Those who control person’s job status, salary and recognition within the firm have ultimate control. Does this mean a CEO can order change to occur? My observations are consistent with organizational behavior theory. The answer is no, at least in the professional environment where I spent over 35 years of my career. What I have seen is that if a change initiative is sincere, selfless, and is valid in the minds of staff, then a CEO can coax change to actually be achieved. The attitude and actions of the CEO and Division Managers must create an environment, by example and through recognition programs, to remove barriers.
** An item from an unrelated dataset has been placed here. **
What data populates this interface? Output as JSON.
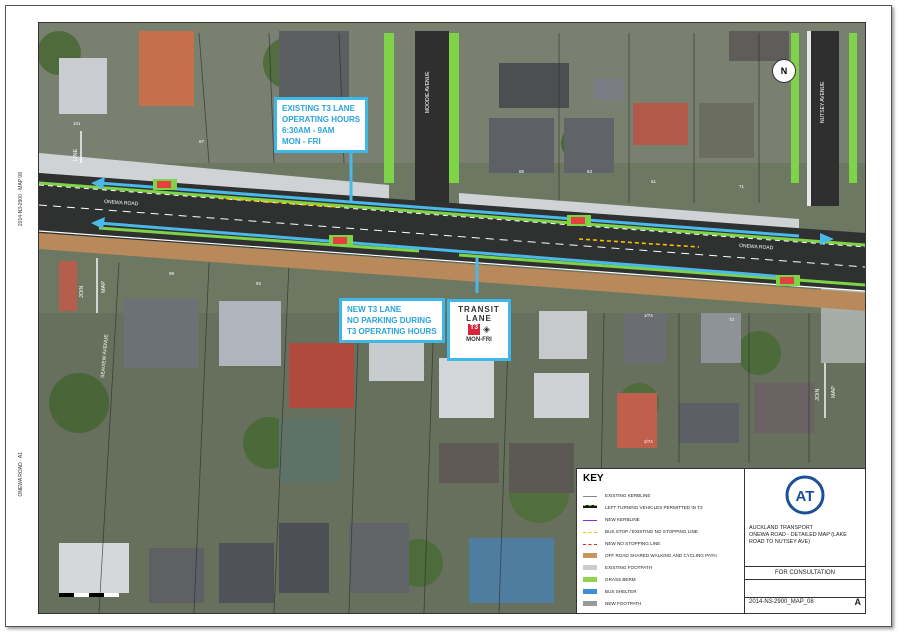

For example, a CEO or Division Manager often sets the agenda for business progress meetings. It is not hard to credibly explain that broad engagement in generating revenue is a good idea. But these meeting agendas are usually a barrier. They have billability as the first item on the business meeting agenda. The first item on most agendas often ends up being what gets the most time and attention. Instead, the agenda needs to start with client relationship activities and the opportunities those relationships identify and, to measure the level of staff time spent on such client interactions. The strategy to get the “ah-ha” reaction is to measure progress towards sales in a language spoken by those who are most often opposed to anything that is not billable– operations and finance staff, and for junior staff, even project managers. If everyone can see value and understands its connection to job security, good benefits, and less pressure, then everyone will jump on board. Whether you are a marketing, sales professional or a CEO, try this approach and see what happens. Don’t over think it. Sometimes a seemingly simple change like this can be a catalyst for change.